Sam Kirk ’05
Artist. Entrepreneur. Activist.
Sam Kirk changed course from advertising pro to full-time artist in 2010—and she hasn’t looked back.
In 2010, Sam Kirk ’05 left a successful career in advertising to pursue art full time. Her work, which inspires pride for underrepresented communities, ranges from mixed media to large-scale murals. She’s received commissions from clients including Don Julio, Red Bull, Toyota and the City of Chicago.
Here, Kirk talks about her shift from advertising pro to full-time fine artist.
On when she realized she could paint for a living:
I’d been working in advertising for about seven years. I had an office, and the company had given me some corporate art that I hated. I took it all down and put up my own paintings. The people I worked with really liked my work—someone even set up a show in the building.
It had never been on my radar to become a fine artist, but once people started buying artwork, I thought, “Maybe I’ll put some work in a gallery.” I did, and it took off from there. I was featured in Chicago Artists Month in 2010 and received several commissions.
On taking the plunge into full-time artmaking:
It was a strange time, because I had just been featured as one of the top six account executives at Draftfcb. My advertising career was in a really, really good place, and I decided to leave. Most people thought I was nuts.
I thought, “I know I love advertising. I know I’m good at it. If the art doesn’t work, then I can always come back.” So far so good. I left in summer of 2010, and I’ve been doing art full time ever since.
On using her marketing skills as an artist:

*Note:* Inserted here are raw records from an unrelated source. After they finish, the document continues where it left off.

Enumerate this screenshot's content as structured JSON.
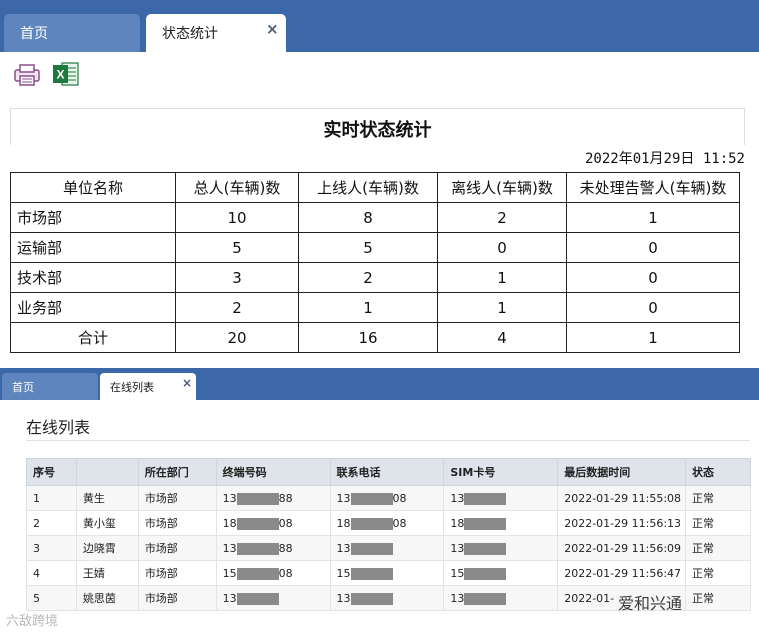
{
  "top_tabs": {
    "home": "首页",
    "active": "状态统计",
    "close": "×"
  },
  "toolbar": {
    "print_icon": "print-icon",
    "excel_icon": "excel-icon",
    "excel_letter": "X"
  },
  "report": {
    "title": "实时状态统计",
    "datetime": "2022年01月29日 11:52",
    "headers": [
      "单位名称",
      "总人(车辆)数",
      "上线人(车辆)数",
      "离线人(车辆)数",
      "未处理告警人(车辆)数"
    ],
    "rows": [
      [
        "市场部",
        "10",
        "8",
        "2",
        "1"
      ],
      [
        "运输部",
        "5",
        "5",
        "0",
        "0"
      ],
      [
        "技术部",
        "3",
        "2",
        "1",
        "0"
      ],
      [
        "业务部",
        "2",
        "1",
        "1",
        "0"
      ],
      [
        "合计",
        "20",
        "16",
        "4",
        "1"
      ]
    ]
  },
  "list_tabs": {
    "home": "首页",
    "active": "在线列表",
    "close": "×"
  },
  "online_list": {
    "title": "在线列表",
    "headers": [
      "序号",
      "",
      "所在部门",
      "终端号码",
      "联系电话",
      "SIM卡号",
      "最后数据时间",
      "状态"
    ],
    "rows": [
      [
        "1",
        "黄生",
        "市场部",
        "13",
        "88",
        "13",
        "08",
        "13",
        "",
        "2022-01-29 11:55:08",
        "正常"
      ],
      [
        "2",
        "黄小玺",
        "市场部",
        "18",
        "08",
        "18",
        "08",
        "18",
        "",
        "2022-01-29 11:56:13",
        "正常"
      ],
      [
        "3",
        "边晓霄",
        "市场部",
        "13",
        "88",
        "13",
        "",
        "13",
        "",
        "2022-01-29 11:56:09",
        "正常"
      ],
      [
        "4",
        "王婧",
        "市场部",
        "15",
        "08",
        "15",
        "",
        "15",
        "",
        "2022-01-29 11:56:47",
        "正常"
      ],
      [
        "5",
        "姚思茵",
        "市场部",
        "13",
        "",
        "13",
        "",
        "13",
        "",
        "2022-01-",
        "正常"
      ]
    ]
  },
  "watermarks": {
    "left": "六敌跨境",
    "right": "爱和兴通"
  }
}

Today, my work is much more personal than selling laundry detergent or a can of soda but [my marketing background] has helped me with many of the business components of running a business and selling art. I know how to plan budgets, prepare proposals, and work with brands and corporations while remaining true to myself in the kind of work I want to produce. I appreciate my marketing background, but the work I do today—commercial, community or privately—is more satisfying. It’s more about a connection with people and their culture.
On her latest favorite work, a 15-by-40-foot mural in Chicago’s Pilsen neighborhood:
I finished a mural with friend and artist Sandra Antongiorgi called Weaving Cultures, which celebrates women and multicultural perspectives. (Listen to her interview with WBEZ about the mural.) It’s the first time I’ve collaborated with any other artist on that scale, and the outcome was amazing.
Sandra and I are both women of color, and there are things that come up in conversation about our communities that we wish didn’t. There is constant discrimination on simple things, like our hair or the way our noses and lips look. This is who we are, and we wanted to make sure the representations of the women in the mural captured these features while highlighting their culture in a really beautiful way.
After painting some of the women on the wall, we thought, “Maybe her lips should be different, or she should have a head wrap, or we should include an older woman instead of all young women.” The sketch that we developed is drastically different than what’s on the wall. It was a very organic process.